* **PROBLEM DETAILS**
Retrieve every line of the data holding the word "level".
=== SUPPLIED MATERIAL ===
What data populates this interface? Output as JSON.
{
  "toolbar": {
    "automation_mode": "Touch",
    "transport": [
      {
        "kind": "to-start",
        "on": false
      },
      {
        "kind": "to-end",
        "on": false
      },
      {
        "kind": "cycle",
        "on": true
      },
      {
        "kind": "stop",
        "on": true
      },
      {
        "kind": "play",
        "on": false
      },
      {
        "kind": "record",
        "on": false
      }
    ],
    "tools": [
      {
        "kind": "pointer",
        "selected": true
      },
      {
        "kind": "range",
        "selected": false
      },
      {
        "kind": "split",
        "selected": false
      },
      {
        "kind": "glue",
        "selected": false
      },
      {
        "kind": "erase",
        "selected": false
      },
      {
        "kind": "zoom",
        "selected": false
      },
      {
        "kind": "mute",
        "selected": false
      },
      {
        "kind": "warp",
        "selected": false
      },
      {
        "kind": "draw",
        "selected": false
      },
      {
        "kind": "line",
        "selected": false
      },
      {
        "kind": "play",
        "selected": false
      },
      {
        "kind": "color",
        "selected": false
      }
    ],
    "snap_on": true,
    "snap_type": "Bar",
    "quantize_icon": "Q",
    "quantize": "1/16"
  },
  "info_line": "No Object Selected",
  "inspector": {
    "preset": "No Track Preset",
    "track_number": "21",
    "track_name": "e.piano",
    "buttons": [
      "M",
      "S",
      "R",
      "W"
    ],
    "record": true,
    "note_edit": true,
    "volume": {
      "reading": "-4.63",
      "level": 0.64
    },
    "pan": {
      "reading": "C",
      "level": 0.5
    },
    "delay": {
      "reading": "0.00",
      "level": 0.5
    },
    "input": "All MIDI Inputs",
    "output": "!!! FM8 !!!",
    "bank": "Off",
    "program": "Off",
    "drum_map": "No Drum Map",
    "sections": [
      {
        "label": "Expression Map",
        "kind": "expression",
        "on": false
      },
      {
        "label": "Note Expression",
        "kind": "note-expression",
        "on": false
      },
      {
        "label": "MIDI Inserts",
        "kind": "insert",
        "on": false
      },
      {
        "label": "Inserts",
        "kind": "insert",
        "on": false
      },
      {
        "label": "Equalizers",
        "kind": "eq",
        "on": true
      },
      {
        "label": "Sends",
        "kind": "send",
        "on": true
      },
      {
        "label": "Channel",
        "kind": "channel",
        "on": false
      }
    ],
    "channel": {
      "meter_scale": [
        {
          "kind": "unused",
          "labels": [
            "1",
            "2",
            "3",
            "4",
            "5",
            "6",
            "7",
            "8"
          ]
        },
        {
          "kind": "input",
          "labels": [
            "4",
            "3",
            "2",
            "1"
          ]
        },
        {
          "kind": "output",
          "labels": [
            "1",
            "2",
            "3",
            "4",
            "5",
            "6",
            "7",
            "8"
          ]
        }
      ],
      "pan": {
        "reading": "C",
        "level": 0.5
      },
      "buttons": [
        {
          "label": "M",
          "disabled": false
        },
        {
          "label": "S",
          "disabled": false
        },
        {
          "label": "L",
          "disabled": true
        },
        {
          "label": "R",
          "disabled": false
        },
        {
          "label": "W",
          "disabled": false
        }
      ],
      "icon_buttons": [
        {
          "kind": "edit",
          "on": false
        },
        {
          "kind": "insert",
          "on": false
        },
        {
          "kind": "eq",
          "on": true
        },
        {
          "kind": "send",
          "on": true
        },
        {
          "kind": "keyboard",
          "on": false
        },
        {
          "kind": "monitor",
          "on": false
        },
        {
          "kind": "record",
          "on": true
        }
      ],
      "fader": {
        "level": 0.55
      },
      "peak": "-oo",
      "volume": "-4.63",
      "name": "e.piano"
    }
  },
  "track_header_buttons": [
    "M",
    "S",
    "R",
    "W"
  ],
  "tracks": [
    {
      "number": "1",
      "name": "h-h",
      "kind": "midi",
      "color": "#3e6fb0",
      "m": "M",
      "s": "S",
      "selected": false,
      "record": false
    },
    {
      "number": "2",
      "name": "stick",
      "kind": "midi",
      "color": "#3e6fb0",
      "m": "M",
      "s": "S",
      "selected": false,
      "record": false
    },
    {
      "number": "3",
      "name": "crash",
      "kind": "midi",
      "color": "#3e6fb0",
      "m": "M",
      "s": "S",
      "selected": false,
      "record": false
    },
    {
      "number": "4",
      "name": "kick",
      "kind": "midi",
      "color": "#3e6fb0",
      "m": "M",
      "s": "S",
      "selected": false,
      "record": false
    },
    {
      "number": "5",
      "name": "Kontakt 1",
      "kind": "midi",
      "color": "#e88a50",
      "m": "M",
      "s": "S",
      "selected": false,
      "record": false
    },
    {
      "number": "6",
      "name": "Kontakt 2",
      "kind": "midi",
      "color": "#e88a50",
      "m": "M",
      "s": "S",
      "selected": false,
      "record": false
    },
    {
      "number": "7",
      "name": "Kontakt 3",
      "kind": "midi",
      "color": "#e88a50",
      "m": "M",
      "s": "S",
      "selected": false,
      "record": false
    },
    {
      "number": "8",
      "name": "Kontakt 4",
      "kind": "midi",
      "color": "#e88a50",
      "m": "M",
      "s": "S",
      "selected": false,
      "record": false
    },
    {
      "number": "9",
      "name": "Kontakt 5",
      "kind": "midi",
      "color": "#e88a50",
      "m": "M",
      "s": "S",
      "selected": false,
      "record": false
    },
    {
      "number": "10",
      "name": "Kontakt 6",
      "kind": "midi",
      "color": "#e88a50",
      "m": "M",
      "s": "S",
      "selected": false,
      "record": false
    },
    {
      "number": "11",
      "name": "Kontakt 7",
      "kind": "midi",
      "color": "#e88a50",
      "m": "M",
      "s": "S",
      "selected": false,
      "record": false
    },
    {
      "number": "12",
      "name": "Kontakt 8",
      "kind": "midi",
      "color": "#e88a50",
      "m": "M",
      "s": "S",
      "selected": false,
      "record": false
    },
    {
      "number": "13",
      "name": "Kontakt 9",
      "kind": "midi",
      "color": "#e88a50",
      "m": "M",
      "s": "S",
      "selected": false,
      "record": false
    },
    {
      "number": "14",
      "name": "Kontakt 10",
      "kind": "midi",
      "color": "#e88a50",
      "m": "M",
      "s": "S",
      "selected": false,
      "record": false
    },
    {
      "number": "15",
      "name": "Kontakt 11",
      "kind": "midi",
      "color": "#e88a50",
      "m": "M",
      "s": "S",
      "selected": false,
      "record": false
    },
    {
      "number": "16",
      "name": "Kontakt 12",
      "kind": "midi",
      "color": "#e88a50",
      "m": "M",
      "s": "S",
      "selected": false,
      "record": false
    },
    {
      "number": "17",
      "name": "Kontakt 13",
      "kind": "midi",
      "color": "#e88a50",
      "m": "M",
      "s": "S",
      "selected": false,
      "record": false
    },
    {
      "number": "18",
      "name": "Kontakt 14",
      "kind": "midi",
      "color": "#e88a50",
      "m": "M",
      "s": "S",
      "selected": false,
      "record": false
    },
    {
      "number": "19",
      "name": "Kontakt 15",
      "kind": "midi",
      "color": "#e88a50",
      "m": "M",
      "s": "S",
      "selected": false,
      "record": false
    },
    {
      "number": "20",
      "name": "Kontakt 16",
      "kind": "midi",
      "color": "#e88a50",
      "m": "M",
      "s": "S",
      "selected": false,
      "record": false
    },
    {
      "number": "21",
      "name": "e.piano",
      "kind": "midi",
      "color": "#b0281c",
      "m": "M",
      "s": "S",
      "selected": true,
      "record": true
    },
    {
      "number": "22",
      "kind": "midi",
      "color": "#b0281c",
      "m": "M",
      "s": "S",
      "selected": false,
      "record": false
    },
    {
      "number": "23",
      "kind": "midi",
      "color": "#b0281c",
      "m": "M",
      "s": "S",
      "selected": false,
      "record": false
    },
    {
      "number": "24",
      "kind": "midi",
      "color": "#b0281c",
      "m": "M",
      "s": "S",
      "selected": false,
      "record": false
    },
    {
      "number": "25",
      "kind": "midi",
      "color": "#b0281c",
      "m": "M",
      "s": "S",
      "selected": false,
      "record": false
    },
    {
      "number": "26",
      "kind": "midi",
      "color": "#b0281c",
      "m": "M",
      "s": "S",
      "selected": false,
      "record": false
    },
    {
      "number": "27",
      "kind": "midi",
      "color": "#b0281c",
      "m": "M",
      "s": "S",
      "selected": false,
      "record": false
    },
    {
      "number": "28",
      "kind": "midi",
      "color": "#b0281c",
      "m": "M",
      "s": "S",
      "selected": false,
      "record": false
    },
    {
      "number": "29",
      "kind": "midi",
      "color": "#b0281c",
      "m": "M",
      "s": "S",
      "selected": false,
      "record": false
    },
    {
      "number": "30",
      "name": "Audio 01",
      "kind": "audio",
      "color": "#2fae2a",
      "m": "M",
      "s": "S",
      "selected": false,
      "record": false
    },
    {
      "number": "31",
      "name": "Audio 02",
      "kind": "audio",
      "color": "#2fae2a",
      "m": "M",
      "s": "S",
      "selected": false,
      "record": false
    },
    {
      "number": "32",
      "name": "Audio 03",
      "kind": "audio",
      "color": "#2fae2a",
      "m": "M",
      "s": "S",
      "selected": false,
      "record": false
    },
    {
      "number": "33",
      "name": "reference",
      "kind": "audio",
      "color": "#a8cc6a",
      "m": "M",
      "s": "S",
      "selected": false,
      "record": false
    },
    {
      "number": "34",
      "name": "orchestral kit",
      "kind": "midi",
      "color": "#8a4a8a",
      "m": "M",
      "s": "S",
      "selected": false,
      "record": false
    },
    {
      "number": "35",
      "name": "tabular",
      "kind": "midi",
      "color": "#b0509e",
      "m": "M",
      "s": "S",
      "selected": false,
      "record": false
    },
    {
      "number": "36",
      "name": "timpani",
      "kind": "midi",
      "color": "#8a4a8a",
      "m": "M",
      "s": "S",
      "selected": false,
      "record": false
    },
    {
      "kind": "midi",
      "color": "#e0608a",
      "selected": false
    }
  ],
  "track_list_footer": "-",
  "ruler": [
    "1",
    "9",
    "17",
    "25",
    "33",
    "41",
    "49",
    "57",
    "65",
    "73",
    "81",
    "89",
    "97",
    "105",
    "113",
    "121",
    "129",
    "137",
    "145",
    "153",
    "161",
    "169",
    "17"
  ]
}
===
* **FINISHED EXERCISE**
      "level": 0.64
      "level": 0.5
      "level": 0.5
        "level": 0.5
        "level": 0.55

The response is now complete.